BEGIN Given data
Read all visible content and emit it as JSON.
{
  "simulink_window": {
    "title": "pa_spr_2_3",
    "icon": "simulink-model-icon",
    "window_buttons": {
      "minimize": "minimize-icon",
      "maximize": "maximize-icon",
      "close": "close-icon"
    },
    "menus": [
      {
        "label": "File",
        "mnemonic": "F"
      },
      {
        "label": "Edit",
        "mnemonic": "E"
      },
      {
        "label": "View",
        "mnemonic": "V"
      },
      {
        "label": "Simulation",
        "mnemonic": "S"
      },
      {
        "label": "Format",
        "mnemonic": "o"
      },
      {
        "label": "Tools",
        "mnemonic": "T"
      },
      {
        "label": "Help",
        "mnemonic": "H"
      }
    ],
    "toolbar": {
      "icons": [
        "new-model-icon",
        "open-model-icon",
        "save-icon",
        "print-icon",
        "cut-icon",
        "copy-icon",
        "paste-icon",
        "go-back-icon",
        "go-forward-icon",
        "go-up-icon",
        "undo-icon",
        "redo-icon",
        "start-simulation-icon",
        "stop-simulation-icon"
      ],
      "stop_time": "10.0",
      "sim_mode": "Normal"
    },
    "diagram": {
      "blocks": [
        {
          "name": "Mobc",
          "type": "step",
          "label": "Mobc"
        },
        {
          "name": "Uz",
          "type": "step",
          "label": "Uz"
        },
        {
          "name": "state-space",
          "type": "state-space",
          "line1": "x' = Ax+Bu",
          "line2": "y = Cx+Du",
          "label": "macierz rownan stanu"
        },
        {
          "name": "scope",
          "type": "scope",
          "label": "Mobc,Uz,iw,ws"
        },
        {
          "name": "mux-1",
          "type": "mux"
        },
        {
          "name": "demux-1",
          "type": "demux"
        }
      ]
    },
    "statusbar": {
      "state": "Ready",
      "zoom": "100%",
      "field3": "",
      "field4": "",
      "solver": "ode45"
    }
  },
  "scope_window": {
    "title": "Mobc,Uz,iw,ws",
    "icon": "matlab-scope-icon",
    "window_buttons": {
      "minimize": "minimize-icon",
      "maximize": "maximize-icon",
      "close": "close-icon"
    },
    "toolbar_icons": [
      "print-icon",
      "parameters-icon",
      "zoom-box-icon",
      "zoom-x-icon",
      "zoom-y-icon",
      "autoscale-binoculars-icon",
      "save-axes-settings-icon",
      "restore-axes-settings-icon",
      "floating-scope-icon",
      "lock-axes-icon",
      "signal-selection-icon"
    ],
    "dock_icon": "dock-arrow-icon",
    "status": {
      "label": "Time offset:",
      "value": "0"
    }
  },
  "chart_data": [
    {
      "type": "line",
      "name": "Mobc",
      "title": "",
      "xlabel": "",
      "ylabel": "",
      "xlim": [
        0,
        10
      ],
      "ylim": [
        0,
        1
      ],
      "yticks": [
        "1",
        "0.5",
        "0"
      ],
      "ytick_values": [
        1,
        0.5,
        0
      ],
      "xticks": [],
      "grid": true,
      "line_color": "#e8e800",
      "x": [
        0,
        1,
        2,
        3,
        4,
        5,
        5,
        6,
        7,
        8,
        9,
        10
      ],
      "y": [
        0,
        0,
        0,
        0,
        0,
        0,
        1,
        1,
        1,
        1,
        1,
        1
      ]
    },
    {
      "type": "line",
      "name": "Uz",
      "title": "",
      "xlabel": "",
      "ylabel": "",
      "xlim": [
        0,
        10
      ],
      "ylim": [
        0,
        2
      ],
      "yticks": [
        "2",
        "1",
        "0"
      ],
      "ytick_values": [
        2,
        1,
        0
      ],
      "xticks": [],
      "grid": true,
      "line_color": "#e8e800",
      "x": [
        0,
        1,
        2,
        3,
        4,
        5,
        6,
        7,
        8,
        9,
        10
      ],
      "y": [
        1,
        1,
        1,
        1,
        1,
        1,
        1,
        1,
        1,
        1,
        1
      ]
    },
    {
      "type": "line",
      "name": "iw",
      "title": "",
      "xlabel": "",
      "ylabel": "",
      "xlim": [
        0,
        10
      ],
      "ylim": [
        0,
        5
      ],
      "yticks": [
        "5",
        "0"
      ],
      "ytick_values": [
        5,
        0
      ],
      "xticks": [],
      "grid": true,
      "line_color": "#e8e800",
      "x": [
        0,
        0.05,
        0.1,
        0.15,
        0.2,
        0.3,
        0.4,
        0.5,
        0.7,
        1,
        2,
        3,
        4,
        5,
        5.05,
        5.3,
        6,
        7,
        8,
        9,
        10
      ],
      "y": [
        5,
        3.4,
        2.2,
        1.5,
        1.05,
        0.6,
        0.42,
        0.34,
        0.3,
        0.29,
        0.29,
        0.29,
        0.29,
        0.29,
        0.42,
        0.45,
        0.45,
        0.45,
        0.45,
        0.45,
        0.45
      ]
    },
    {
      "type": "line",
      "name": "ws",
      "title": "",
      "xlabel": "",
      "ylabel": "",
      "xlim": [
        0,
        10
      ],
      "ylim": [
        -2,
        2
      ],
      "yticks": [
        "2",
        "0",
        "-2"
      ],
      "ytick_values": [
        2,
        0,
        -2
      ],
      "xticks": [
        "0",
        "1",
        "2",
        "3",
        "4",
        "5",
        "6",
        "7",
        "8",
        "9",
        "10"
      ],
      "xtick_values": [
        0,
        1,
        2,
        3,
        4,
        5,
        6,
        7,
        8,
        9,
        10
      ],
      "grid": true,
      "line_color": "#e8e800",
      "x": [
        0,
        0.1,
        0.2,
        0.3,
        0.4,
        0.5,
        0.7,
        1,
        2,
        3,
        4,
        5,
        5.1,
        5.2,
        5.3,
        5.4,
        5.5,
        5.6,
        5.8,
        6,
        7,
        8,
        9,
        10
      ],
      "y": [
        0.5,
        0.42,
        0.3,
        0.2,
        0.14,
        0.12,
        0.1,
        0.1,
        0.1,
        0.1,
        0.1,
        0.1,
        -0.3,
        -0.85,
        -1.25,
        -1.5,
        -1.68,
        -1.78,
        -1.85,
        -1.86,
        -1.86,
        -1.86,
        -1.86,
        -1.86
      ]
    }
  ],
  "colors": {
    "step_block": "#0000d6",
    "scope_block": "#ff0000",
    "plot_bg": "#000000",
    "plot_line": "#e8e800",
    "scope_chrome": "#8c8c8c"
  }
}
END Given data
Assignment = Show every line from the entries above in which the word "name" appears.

Task response =
          "name": "Mobc",
          "name": "Uz",
          "name": "state-space",
          "name": "scope",
          "name": "mux-1",
          "name": "demux-1",
      "name": "Mobc",
      "name": "Uz",
      "name": "iw",
      "name": "ws",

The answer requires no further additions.